Background/Context: The UN Sustainable Development Goals include a renewed commitment to inclusive and equitable education for all and will maintain pressure on governments in low-income countries to ensure this provision. A range of prominent researchers and institutional actors continue to explore and to promote low-fee private schools (LFPSs) as a viable option for achieving universal access to basic education. The emphasis on LFPSs can be seen as part of the push for education policies that attempt to improve educational access and quality not through the strengthening of public education but through the establishment of public-private partnerships. Focus of Study: In this paper we explore the Kenyan government's engagement with LFPSs, document and assess the impact of this support on the behavior of LFPS and clarify key actor perspectives and responses within this context. Research Design: Through a qualitative case study of two LFPSs in a large urban informal settlement near Nairobi, we focus on the dynamic interaction and delicate equilibrium within which government officials, LFPS representatives, parents, and students not only interact with but influence each other. Data for the study were gathered over the course of 8 weeks during May and June of 2010 in the urban slum called Mathare Village in Nairobi through document review, 35 interviews, and school visits. Conclusions: The findings suggest that LFPSs do not function in practice as in theory, and crucially, that there are inherent trade-offs, tensions, and unexpected dynamics in operation that have serious consequences for such issues as quality and equity, even when supported by formal government policy designed to address these aspects. The study reinforces the importance of national governments and international bodies increasing the resources devoted to improving access to, and the quality of, public education.

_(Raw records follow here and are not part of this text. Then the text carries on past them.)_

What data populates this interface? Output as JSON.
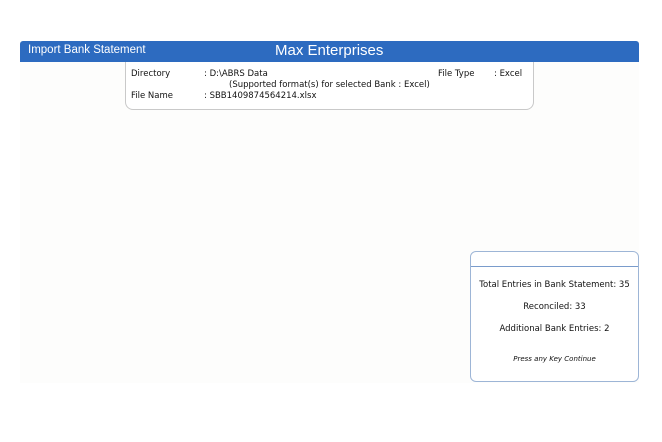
{
  "window": {
    "title": "Import Bank Statement",
    "company": "Max Enterprises"
  },
  "info": {
    "directory_label": "Directory",
    "directory_value": ": D:\\ABRS Data",
    "supported_note": "(Supported format(s) for selected Bank : Excel)",
    "file_name_label": "File Name",
    "file_name_value": ": SBB1409874564214.xlsx",
    "file_type_label": "File Type",
    "file_type_value": ": Excel"
  },
  "summary": {
    "total_entries": "Total Entries in Bank Statement: 35",
    "reconciled": "Reconciled: 33",
    "additional_entries": "Additional Bank Entries: 2",
    "prompt": "Press any Key Continue"
  },
  "colors": {
    "titlebar": "#2d6bc0",
    "summary_border": "#9db5d6"
  }
}
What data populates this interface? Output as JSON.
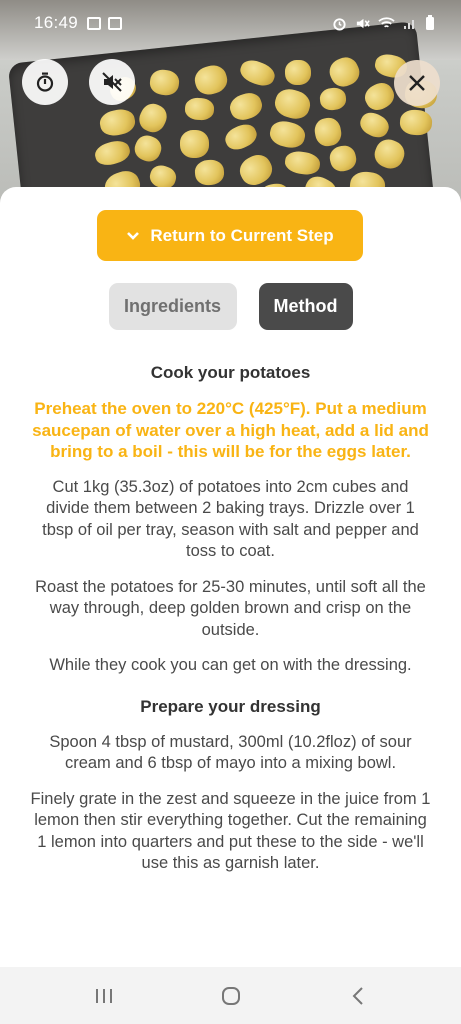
{
  "status_bar": {
    "time": "16:49"
  },
  "hero": {
    "image_icon": "roasted-potatoes-photo"
  },
  "controls": {
    "timer_icon": "timer-icon",
    "mute_icon": "sound-off-icon",
    "close_icon": "close-icon"
  },
  "return_button": {
    "label": "Return to Current Step"
  },
  "tabs": [
    {
      "label": "Ingredients",
      "active": false
    },
    {
      "label": "Method",
      "active": true
    }
  ],
  "steps": [
    {
      "title": "Cook your potatoes",
      "highlight": "Preheat the oven to 220°C (425°F). Put a medium saucepan of water over a high heat, add a lid and bring to a boil - this will be for the eggs later.",
      "paragraphs": [
        "Cut 1kg (35.3oz) of potatoes into 2cm cubes and divide them between 2 baking trays. Drizzle over 1 tbsp of oil per tray, season with salt and pepper and toss to coat.",
        "Roast the potatoes for 25-30 minutes, until soft all the way through, deep golden brown and crisp on the outside.",
        "While they cook you can get on with the dressing."
      ]
    },
    {
      "title": "Prepare your dressing",
      "paragraphs": [
        "Spoon 4 tbsp of mustard, 300ml (10.2floz) of sour cream and 6 tbsp of mayo into a mixing bowl.",
        "Finely grate in the zest and squeeze in the juice from 1 lemon then stir everything together. Cut the remaining 1 lemon into quarters and put these to the side - we'll use this as garnish later."
      ]
    }
  ],
  "colors": {
    "accent": "#f9b414",
    "tab_active_bg": "#4a4a4a",
    "tab_inactive_bg": "#e2e2e2"
  }
}
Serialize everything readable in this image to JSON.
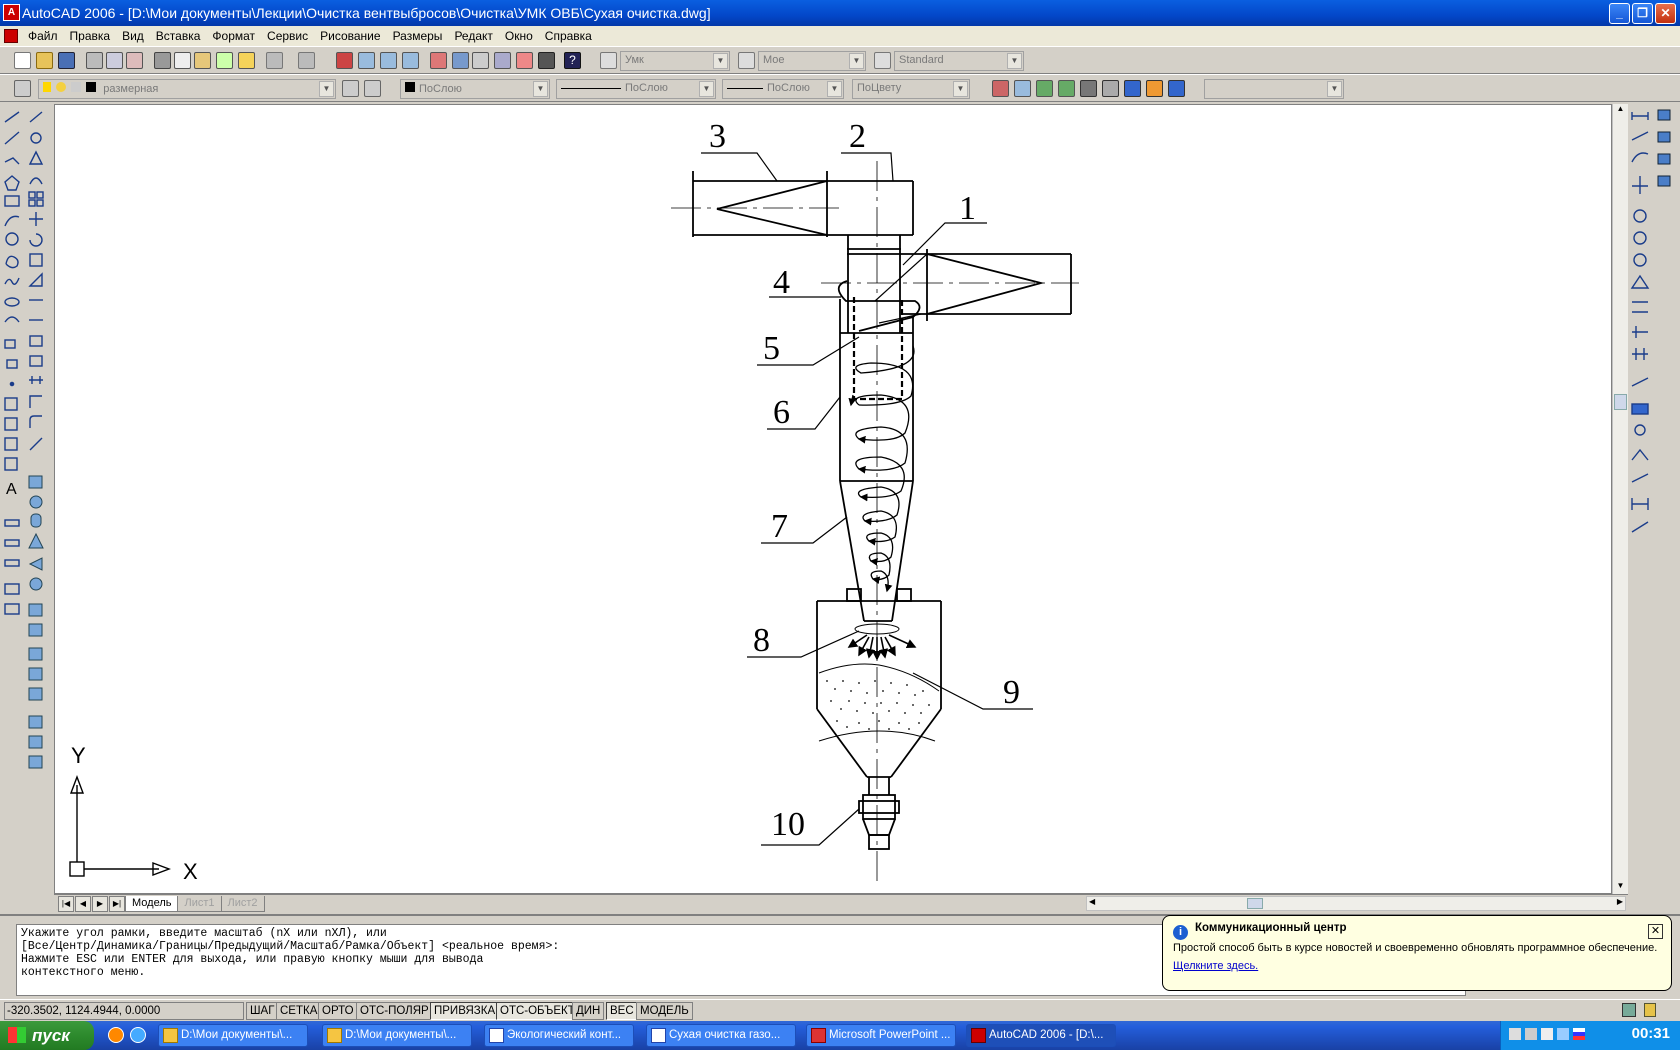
{
  "window": {
    "title": "AutoCAD 2006 - [D:\\Мои документы\\Лекции\\Очистка вентвыбросов\\Очистка\\УМК ОВБ\\Сухая очистка.dwg]",
    "minimize": "_",
    "restore": "❐",
    "close": "✕"
  },
  "menu": {
    "items": [
      "Файл",
      "Правка",
      "Вид",
      "Вставка",
      "Формат",
      "Сервис",
      "Рисование",
      "Размеры",
      "Редакт",
      "Окно",
      "Справка"
    ],
    "mdi_minimize": "–",
    "mdi_restore": "❐",
    "mdi_close": "✕"
  },
  "toolbar_standard": {
    "text_style": "Умк",
    "dim_style": "Мое",
    "table_style": "Standard"
  },
  "toolbar_layers": {
    "layer": "размерная",
    "color": "ПоСлою",
    "linetype": "ПоСлою",
    "lineweight": "ПоСлою",
    "plotstyle": "ПоЦвету"
  },
  "drawing": {
    "labels": [
      "1",
      "2",
      "3",
      "4",
      "5",
      "6",
      "7",
      "8",
      "9",
      "10"
    ],
    "ucs_x": "X",
    "ucs_y": "Y"
  },
  "layout_tabs": {
    "tabs": [
      "Модель",
      "Лист1",
      "Лист2"
    ],
    "active": "Модель"
  },
  "command_line": {
    "lines": [
      "Укажите угол рамки, введите масштаб (nX или nXЛ), или",
      "[Все/Центр/Динамика/Границы/Предыдущий/Масштаб/Рамка/Объект] <реальное время>:",
      "Нажмите ESC или ENTER для выхода, или правую кнопку мыши для вывода",
      "контекстного меню."
    ]
  },
  "balloon": {
    "title": "Коммуникационный центр",
    "body": "Простой способ быть в курсе новостей и своевременно обновлять программное обеспечение.",
    "link": "Щелкните здесь.",
    "info_icon": "i",
    "close": "✕"
  },
  "status": {
    "coords": "-320.3502, 1124.4944, 0.0000",
    "buttons": [
      "ШАГ",
      "СЕТКА",
      "ОРТО",
      "ОТС-ПОЛЯР",
      "ПРИВЯЗКА",
      "ОТС-ОБЪЕКТ",
      "ДИН",
      "ВЕС",
      "МОДЕЛЬ"
    ],
    "on": [
      "ПРИВЯЗКА",
      "ОТС-ОБЪЕКТ",
      "ВЕС"
    ]
  },
  "taskbar": {
    "start": "пуск",
    "tasks": [
      "D:\\Мои документы\\...",
      "D:\\Мои документы\\...",
      "Экологический конт...",
      "Сухая очистка газо...",
      "Microsoft PowerPoint ...",
      "AutoCAD 2006 - [D:\\..."
    ],
    "active_task": 5,
    "clock": "00:31"
  }
}
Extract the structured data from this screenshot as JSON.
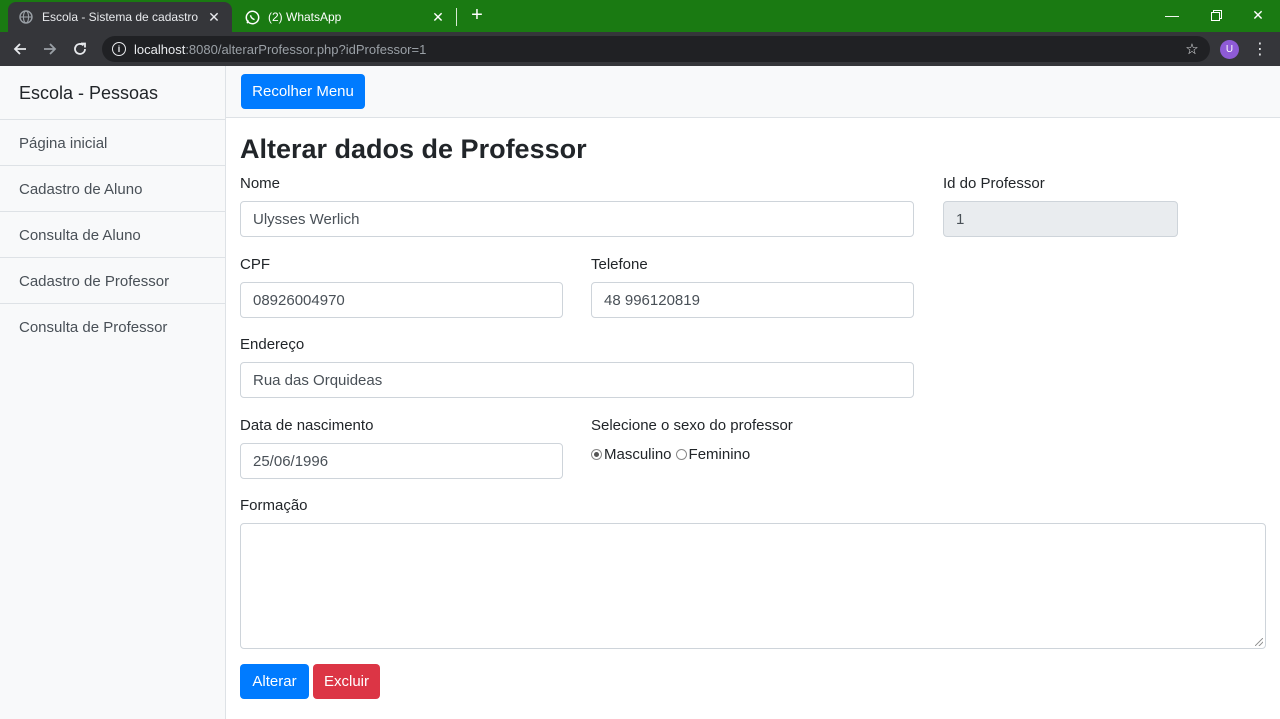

|Number of pages||1|
|Journal||Teachers College Record|
|Publication status||Published - 2017|
ASJC Scopus subject areas